Michelangelo is best known for great artistic achievements such as the Sistine ceiling, the David, the Pietà, and the dome of St. Peter's. Yet throughout his seventy-five year career, he was engaged in another artistic act that until now has been largely overlooked: he not only filled hundreds of sheets of paper with exquisite drawings, sketches, and doodles, but also, on fully a third of these sheets, composed his own words. Here we can read the artist's marginal notes to his most enduring masterpieces; workaday memos to assistants and pupils; poetry and letters; and achingly personal expressions of ambition and despair surely meant for nobody's eyes but his own. Michelangelo: A Life on Paper is the first book to examine this intriguing interplay of words and images, providing insight into his life and work as never before.
This sumptuous volume brings together more than two hundred stunning, museum-quality reproductions of Michelangelo's most private papers, many in color. Accompanying them is Leonard Barkan's vivid narrative, which explains the important role the written word played in the artist's monumental public output. What emerges is a wealth of startling juxtapositions: perfectly inscribed sonnets and tantalizing fragments, such as "Have patience, love me, sufficient consolation"; careful notations listing money spent for chickens, oxen, and funeral rites for the artist's father; a beautiful drawing of a Madonna and child next to a mock love poem that begins, "You have a face sweeter than boiled grape juice, and a snail seems to have passed over it." Magnificently illustrated and superbly detailed, this book provides a rare and intimate look at how Michelangelo's artistic genius expressed itself in words as well as pictures.
"But for sheer joy of reading, reach for Michelangelo: A Life on Paper, by Leonard Barkan ($49.50). The writer is a professor of comparative literature at Princeton, and his view of the artist usually regarded as superhuman, a Sistine-style colossus, is through the intimate, sometimes all-too-human medium of his words--private letters, poems, notes to self--as well as drawings. Personable in tone, astute in observation, Mr. Barkan's book is that rare thing, a historical study as absorbing as a novel."--Holland Cotter, New York Times
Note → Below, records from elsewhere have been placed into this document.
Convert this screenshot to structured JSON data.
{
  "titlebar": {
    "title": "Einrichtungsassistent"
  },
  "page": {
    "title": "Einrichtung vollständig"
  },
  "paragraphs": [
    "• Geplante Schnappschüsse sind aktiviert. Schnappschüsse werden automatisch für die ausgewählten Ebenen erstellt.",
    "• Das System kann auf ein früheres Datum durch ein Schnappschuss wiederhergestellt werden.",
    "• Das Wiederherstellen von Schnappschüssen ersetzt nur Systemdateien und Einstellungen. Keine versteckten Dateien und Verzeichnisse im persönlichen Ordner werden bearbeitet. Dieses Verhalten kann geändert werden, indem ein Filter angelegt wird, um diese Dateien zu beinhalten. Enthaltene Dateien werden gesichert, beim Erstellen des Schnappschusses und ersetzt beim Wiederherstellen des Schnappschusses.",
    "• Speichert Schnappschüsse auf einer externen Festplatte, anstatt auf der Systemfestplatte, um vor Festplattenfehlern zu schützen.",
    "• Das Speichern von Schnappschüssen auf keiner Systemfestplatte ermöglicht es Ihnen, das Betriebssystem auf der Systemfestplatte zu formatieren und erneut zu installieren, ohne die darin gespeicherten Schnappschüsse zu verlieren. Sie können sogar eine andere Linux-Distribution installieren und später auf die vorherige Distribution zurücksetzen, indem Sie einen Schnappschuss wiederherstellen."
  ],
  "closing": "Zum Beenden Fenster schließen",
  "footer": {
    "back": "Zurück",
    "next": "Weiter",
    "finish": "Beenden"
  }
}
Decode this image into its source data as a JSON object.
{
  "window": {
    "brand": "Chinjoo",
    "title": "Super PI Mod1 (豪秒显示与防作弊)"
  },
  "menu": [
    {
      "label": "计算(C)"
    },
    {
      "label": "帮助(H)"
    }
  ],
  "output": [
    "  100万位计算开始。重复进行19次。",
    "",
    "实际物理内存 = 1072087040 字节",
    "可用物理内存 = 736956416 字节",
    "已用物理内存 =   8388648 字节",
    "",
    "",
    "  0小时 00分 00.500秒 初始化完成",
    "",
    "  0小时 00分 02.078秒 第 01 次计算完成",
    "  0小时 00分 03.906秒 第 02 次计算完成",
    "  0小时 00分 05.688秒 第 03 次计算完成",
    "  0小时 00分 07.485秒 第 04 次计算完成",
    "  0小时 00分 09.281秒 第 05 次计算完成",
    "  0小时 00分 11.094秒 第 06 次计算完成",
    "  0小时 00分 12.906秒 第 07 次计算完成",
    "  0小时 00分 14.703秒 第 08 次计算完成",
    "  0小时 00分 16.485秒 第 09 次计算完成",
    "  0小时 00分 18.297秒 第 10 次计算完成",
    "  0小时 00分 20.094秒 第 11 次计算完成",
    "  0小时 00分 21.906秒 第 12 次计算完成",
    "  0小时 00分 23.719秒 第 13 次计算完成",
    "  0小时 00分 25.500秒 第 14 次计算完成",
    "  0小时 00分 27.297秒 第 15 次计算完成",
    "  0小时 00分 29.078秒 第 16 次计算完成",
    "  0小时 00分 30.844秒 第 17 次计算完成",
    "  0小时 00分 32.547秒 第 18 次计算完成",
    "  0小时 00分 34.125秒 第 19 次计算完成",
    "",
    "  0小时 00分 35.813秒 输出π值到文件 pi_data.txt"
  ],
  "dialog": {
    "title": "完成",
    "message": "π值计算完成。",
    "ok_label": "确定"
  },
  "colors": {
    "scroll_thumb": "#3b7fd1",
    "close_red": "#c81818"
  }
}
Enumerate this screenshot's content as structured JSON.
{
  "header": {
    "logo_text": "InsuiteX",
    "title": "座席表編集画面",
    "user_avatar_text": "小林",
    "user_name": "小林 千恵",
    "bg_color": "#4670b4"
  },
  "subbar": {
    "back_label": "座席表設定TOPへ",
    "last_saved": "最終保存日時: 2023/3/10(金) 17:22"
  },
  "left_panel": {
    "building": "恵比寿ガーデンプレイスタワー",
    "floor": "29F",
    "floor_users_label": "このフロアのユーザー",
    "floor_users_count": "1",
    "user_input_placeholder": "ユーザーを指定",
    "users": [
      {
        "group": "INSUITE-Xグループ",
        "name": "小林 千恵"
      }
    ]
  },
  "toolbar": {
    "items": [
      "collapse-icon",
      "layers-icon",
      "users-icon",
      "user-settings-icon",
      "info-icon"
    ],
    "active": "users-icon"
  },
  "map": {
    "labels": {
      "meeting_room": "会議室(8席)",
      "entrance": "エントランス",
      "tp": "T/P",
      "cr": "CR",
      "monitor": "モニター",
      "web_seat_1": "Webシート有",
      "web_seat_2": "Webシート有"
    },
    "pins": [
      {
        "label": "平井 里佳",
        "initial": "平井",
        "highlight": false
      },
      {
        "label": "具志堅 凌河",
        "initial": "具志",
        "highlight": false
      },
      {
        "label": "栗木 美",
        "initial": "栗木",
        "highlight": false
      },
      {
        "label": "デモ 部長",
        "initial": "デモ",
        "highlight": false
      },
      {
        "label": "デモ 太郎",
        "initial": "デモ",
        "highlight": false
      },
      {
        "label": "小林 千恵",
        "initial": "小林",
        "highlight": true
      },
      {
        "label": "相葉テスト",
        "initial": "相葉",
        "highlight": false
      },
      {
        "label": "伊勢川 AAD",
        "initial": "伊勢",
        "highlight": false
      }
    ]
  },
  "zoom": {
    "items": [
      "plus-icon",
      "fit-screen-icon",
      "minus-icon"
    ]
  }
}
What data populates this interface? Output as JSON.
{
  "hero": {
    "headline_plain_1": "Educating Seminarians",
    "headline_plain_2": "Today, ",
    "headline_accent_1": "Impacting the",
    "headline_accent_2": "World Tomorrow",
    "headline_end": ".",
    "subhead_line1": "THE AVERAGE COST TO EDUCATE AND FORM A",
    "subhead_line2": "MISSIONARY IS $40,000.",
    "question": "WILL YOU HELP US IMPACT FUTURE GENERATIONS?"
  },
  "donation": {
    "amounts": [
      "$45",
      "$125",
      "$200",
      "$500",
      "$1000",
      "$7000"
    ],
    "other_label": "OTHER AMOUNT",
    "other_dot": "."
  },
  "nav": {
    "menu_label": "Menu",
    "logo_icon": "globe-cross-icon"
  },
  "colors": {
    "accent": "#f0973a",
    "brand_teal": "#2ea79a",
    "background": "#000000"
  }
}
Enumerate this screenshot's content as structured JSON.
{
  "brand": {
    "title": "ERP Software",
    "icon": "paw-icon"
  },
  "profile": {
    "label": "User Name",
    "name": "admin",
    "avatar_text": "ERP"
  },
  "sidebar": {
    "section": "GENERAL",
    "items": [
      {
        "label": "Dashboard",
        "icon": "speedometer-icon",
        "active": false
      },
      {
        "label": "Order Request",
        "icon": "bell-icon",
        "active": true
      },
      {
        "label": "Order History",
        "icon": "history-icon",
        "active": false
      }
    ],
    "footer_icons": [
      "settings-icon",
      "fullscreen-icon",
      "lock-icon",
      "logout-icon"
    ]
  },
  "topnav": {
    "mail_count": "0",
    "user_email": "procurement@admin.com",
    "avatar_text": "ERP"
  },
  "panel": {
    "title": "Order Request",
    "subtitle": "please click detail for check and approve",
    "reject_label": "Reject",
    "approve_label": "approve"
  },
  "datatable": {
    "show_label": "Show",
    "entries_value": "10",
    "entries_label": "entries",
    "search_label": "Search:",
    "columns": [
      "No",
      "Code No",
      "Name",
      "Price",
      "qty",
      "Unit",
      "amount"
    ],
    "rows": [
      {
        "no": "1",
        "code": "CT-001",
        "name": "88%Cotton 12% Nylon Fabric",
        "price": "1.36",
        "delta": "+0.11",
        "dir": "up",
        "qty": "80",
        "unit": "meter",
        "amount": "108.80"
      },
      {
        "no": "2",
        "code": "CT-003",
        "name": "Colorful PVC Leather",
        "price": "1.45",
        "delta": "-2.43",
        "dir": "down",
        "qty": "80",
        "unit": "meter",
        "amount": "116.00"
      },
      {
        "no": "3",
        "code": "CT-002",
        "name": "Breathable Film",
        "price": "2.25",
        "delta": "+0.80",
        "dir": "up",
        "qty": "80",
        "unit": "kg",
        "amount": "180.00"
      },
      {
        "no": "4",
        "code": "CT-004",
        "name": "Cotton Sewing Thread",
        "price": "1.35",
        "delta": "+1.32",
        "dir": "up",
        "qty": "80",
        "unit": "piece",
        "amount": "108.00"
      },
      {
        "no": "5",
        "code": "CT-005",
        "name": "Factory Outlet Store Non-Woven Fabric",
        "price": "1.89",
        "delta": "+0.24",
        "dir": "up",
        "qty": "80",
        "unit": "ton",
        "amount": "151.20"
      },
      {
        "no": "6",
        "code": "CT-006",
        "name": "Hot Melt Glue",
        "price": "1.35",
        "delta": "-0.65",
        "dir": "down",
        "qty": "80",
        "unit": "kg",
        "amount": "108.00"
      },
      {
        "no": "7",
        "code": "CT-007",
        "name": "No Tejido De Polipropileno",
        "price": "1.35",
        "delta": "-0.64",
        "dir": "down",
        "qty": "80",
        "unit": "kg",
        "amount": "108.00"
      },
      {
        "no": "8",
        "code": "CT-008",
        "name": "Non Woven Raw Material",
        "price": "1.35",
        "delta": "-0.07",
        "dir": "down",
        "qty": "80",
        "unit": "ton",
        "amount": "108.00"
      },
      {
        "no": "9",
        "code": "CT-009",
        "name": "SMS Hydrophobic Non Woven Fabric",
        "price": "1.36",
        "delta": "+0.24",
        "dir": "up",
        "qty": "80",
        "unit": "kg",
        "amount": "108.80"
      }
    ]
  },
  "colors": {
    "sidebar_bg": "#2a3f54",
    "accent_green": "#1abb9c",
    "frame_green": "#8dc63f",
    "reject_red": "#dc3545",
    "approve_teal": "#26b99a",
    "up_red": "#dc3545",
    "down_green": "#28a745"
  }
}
"In Michelangelo: A Life on Paper (Princeton University Press, 366 pages, $49.50), scholar Leonard Barkan has not only found something new to say about this well-picked-over artist; he has come up with a new approach to his subject, producing one of the most absorbing books of the year. Like many Renaissance artists, Michelangelo often used the same piece of paper for multiple purposes. A given sheet might contain sketches, wording for a contract, fragments of verse and a shopping list--what Mr. Barkan vividly describes as a 'riot of activities.' Until now, scholars have approached these sheets piecemeal, focusing on the parts of greatest interest to them--the figure sketches, say--to the exclusion of the others. Mr. Barkan's simple but, as it turns out, revolutionary idea was to ask himself: 'What can we learn by taking each sheet as an organic unity and regarding everything on it as equally relevant?' Mr. Barkan's book blends art history, biography and detective work to give us an unparalleled insight into the mind of Michel angelo as a creator, citizen, papal lackey, businessman and family man."--Eric Gibson, Wall Street Journal
Table of Contents:
Chapter 1: Hieroglyphs of the Mind 1
Chapter 2: O n the Same Page 35
Chapter 3: Picture Writing 69
Chapter 4: Making a Name 97
Chapter 5: Crowded Sheets 127
Chapter 6: Private in Public 173
Chapter 7: V at. lat. 3211 235
Chapter 8: Drawing the Line 287
Another Princeton book authored or coauthored by Leonard Barkan: